“In a recent article, Yale scholar Stephen Roach points out that between 2008 and 2017 the combined balance sheets of the central banks of the U.S., Japan and the eurozone expanded by $8.3 trillion, while nominal GDP in those same economies expanded $2.1 trillion.
What happens when you print $8.3 trillion in money and only get $2.1 trillion of growth? What happened to the extra $6.2 trillion of printed money? The answer is that it went into assets. Stocks, bonds, emerging-market debt and real estate have all been pumped up by central bank money printing.
What makes 2018 different from the prior 10 years? The answer is that this is the year the central banks stop printing and take away the punch bowl.

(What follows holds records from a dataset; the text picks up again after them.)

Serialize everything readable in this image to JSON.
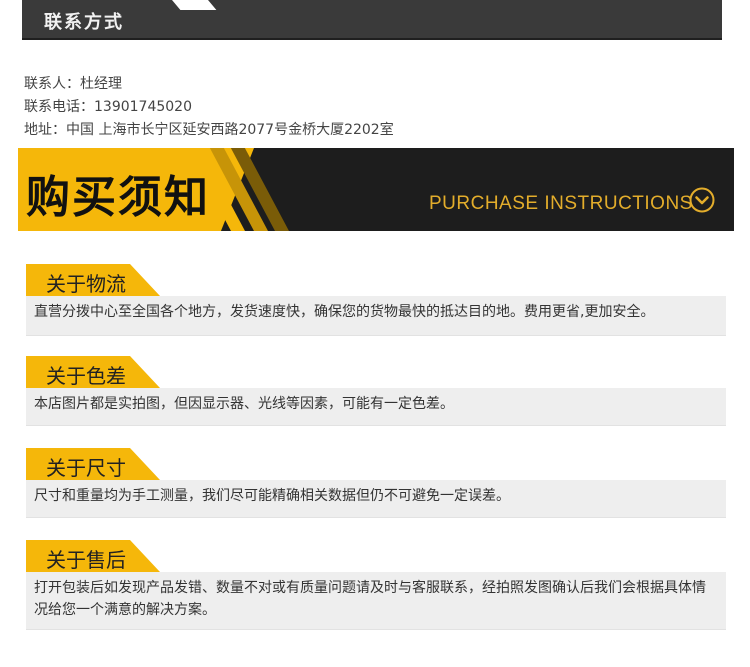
{
  "contact": {
    "header_title": "联系方式",
    "lines": [
      "联系人：杜经理",
      "联系电话：13901745020",
      "地址：中国 上海市长宁区延安西路2077号金桥大厦2202室"
    ]
  },
  "banner": {
    "title_cn": "购买须知",
    "title_en": "PURCHASE INSTRUCTIONS",
    "icon": "chevron-down-circle-icon",
    "colors": {
      "accent": "#f5b70a",
      "dark": "#1d1d1d",
      "en_text": "#e3ad2b"
    }
  },
  "sections": [
    {
      "title": "关于物流",
      "text": "直营分拨中心至全国各个地方，发货速度快，确保您的货物最快的抵达目的地。费用更省,更加安全。"
    },
    {
      "title": "关于色差",
      "text": "本店图片都是实拍图，但因显示器、光线等因素，可能有一定色差。"
    },
    {
      "title": "关于尺寸",
      "text": "尺寸和重量均为手工测量，我们尽可能精确相关数据但仍不可避免一定误差。"
    },
    {
      "title": "关于售后",
      "text": "打开包装后如发现产品发错、数量不对或有质量问题请及时与客服联系，经拍照发图确认后我们会根据具体情况给您一个满意的解决方案。"
    }
  ]
}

The Fed is already destroying money (they do this by not rolling over maturing bonds). Last week, the Fed reduced its balance sheet by $22 billion. While that doesn’t seem like much when you’re talking about a $4 trillion balance sheet, it was the Fed’s largest cut to date. Funny how the market hit the skids just after this happened. But you haven’t heard the mainstream media mention that.
By the end of 2018, the annual pace of money destruction will be $600 billion — if the Fed under new chairman Jerome Powell stays on course. The European Central Bank and Bank of Japan are not yet at the point of reducing money supply, but they have stopped expanding it and plan to reduce money supply later this year.
In economics everything happens at the margin. When something is expanding and then stops expanding, the marginal impact is the same as shrinking. Apart from money supply, all of the major central banks are planning rate hikes, and some, such as those in the U.S. and U.K., are actually implementing them. Reducing money supply and raising interest rates might be the right policy if price inflation were out of control. But despite a recent uptick in some inflation measures, prices have mostly been falling.
The “inflation” hasn’t been in consumer prices; it’s in asset prices. The impact of money supply reduction and higher rates will be falling asset prices in stocks, bonds and real estate — the asset bubble in reverse. And as the past few days show, the problem with asset prices is that they do not move in a smooth, linear way. Asset prices are prone to bubbles on the upside and panics on the downside. Small moves can cascade out of control (the technical name for this is ‘hypersynchronous’) and lead to a global liquidity crisis worse than 2008.
This will not be a soft landing. The central banks — especially the U.S. Fed, first under Ben Bernanke and later under Janet Yellen — repeated Alan Greenspan’s blunder from 2005–06. Greenspan left rates too low for too long and got a monstrous bubble in residential real estate that led the financial world to the brink of total collapse in 2008.
Bernanke and Yellen also left rates too low for too long. They should have started rate and balance sheet normalization in 2010 at the early stages of the current expansion when the economy could have borne it. They didn’t. Bernanke and Yellen did not get a residential real estate bubble. Instead, they got an “everything bubble.” In the fullness of time, this will be viewed as the greatest blunder in the history of central banking. Not only that, but Greenspan left Bernanke some dry powder in 2007 because the Fed’s balance sheet was only $800 billion. The Fed had policy space to respond to the panic of 2008 with rate cuts and QE1.
Today the Fed’s balance sheet is over $4 trillion. If the current rout becomes a full-blown panic, or even if it is delayed until later, the Fed’s capacity to cut rates is only 1.5%. And its capacity to expand the balance sheet is basically nil, because the Fed would be pushing the outer limits of an invisible confidence boundary.
This conundrum of how central banks unwind easy money without causing a recession (or worse) is just one small part of a risky mosaic. For now, think of 2018 as the year of living dangerously.” – Jim Rickards, in The Daily Reckoning